If you are an iPhone or iPad user, then this is one (very clever) scam that you need to be aware of.
The ACCC and iOS code developer Felix Krause are warning Apple users about a phishing scam that is so perfectly executed, even experts are having trouble detecting it.
How many times has your phone asked you to “Sign in to iTunes Store”? And how many times have you punched in your passcode without a second thought?
It’s time to start thinking twice before signing in.
Why? Because it could be a phishing scam, where scammers can gain access to your personal details (including credit card deets).
iTunes Pop Up Phishing Scam
This “Sign in to iTunes Store” fake pop up (on the left) looks eerily similar to the real password pop-up (on the right).
But the fake form “is capable of stealing credit card and personal details in just seconds,” Felix explains.
Can you tell the difference? We certainly can’t!
There are countless times when Apple asks for your sign in details, especially if you’re visiting the app or iTunes store. However, those popups are not only shown on the lock screen, and the home screen, but also inside random apps.
“This could easily be abused by any app, just by showing an UIAlertController, that looks exactly like the system dialog,” Felix adds.
How to protect yourself
If you are in an app and receive the “Sign in” pop up, Felix suggests hitting the home button to see if the app quits.
“If it closes the app, and with it the dialog, then this was a phishing attack.”
Felix adds that it’s safer to enter your Apple ID in Settings and go from there instead. That way you avoid the pop-up and potential phishing scam altogether.
Phishing on the rise
Phishing scams are one of the most popular types of online scams. They involve a scammer pretending to a government departments or a well-known business, such as Apple.
“It’s difficult to spot a scammer online these days as they go to great lengths to trick the public and steal personal information and money,” says ACCC Deputy Chair Delia Rickard.
The ACCC’s Scamwatch site has received more than 51,000 reports already this year of scammers trying to con people online. Online scam losses total nearly $37 million so far in 2017.

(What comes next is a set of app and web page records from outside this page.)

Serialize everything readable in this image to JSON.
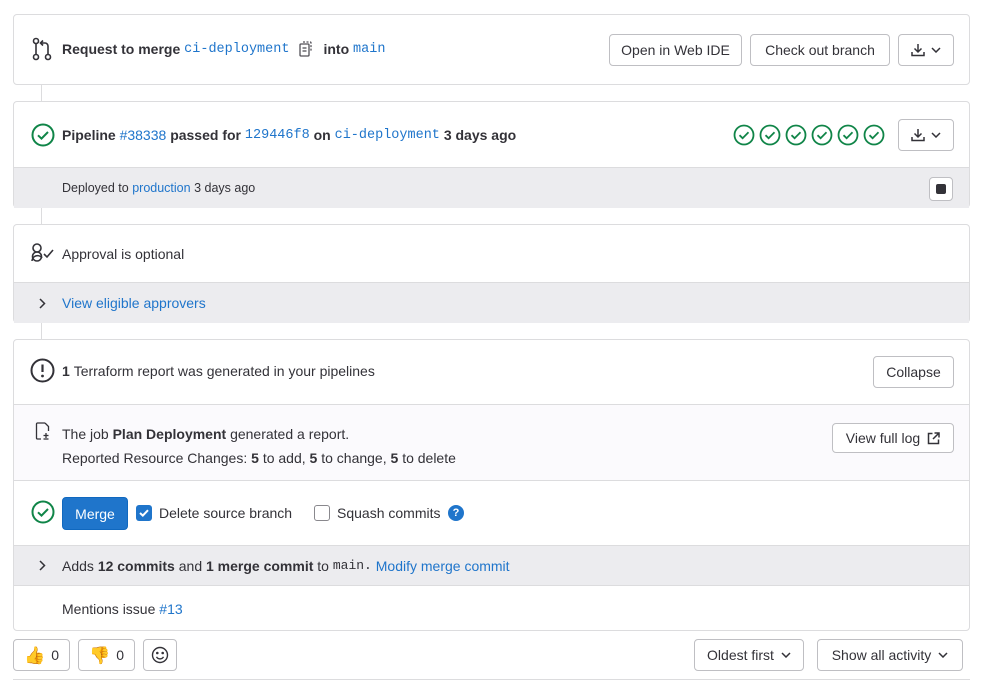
{
  "merge_header": {
    "prefix": "Request to merge",
    "source_branch": "ci-deployment",
    "into": "into",
    "target_branch": "main",
    "open_web_ide": "Open in Web IDE",
    "check_out_branch": "Check out branch"
  },
  "pipeline": {
    "label": "Pipeline",
    "id": "#38338",
    "passed_for": "passed for",
    "commit": "129446f8",
    "on": "on",
    "branch": "ci-deployment",
    "time": "3 days ago",
    "stage_count": 6,
    "status_color": "#108548"
  },
  "deployment": {
    "prefix": "Deployed to",
    "environment": "production",
    "time": "3 days ago"
  },
  "approval": {
    "text": "Approval is optional",
    "view_approvers": "View eligible approvers"
  },
  "terraform": {
    "count": "1",
    "text": "Terraform report was generated in your pipelines",
    "collapse": "Collapse",
    "job_prefix": "The job",
    "job_name": "Plan Deployment",
    "job_suffix": "generated a report.",
    "changes_prefix": "Reported Resource Changes:",
    "add_count": "5",
    "add_label": "to add,",
    "change_count": "5",
    "change_label": "to change,",
    "delete_count": "5",
    "delete_label": "to delete",
    "view_full_log": "View full log"
  },
  "merge": {
    "button": "Merge",
    "delete_source_branch": "Delete source branch",
    "delete_checked": true,
    "squash_commits": "Squash commits",
    "squash_checked": false
  },
  "commits": {
    "adds": "Adds",
    "commit_count": "12 commits",
    "and": "and",
    "merge_commit_count": "1 merge commit",
    "to": "to",
    "branch": "main.",
    "modify": "Modify merge commit"
  },
  "mentions": {
    "prefix": "Mentions issue",
    "issue": "#13"
  },
  "footer": {
    "thumbs_up_count": "0",
    "thumbs_down_count": "0",
    "sort": "Oldest first",
    "filter": "Show all activity"
  },
  "colors": {
    "link": "#1f75cb",
    "success": "#108548",
    "primary": "#1f75cb",
    "border": "#dcdcde"
  }
}
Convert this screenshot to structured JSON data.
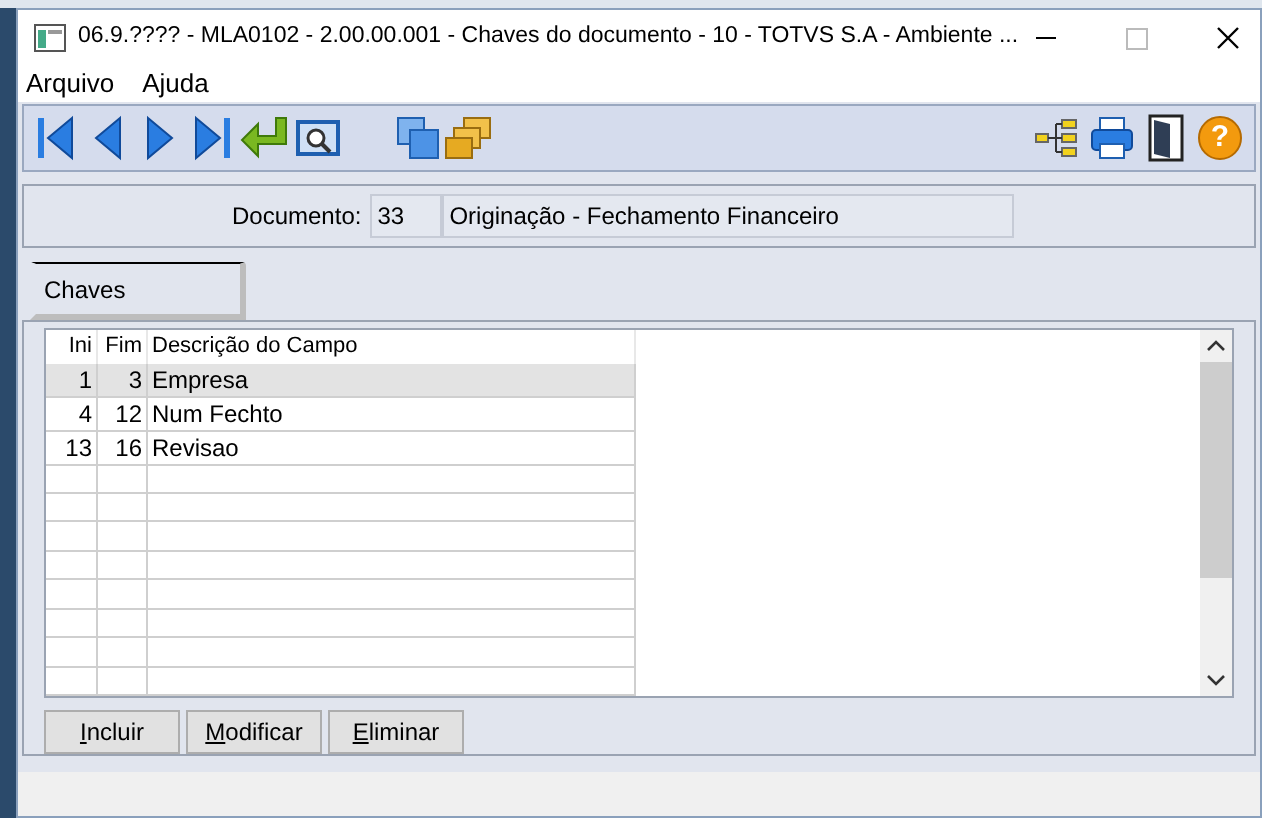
{
  "window": {
    "title": "06.9.???? - MLA0102 - 2.00.00.001 - Chaves do documento - 10 - TOTVS S.A - Ambiente ..."
  },
  "menu": [
    "Arquivo",
    "Ajuda"
  ],
  "toolbar": {
    "help_glyph": "?"
  },
  "documento": {
    "label": "Documento:",
    "code": "33",
    "description": "Originação - Fechamento Financeiro"
  },
  "tabs": [
    {
      "label": "Chaves",
      "selected": true
    }
  ],
  "table": {
    "columns": [
      "Ini",
      "Fim",
      "Descrição do Campo"
    ],
    "rows": [
      {
        "ini": "1",
        "fim": "3",
        "descricao": "Empresa",
        "selected": true
      },
      {
        "ini": "4",
        "fim": "12",
        "descricao": "Num Fechto",
        "selected": false
      },
      {
        "ini": "13",
        "fim": "16",
        "descricao": "Revisao",
        "selected": false
      }
    ]
  },
  "buttons": [
    "Incluir",
    "Modificar",
    "Eliminar"
  ]
}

For more information on keeping your family safe from online threats, check out the popular app warnings that all parents need to know.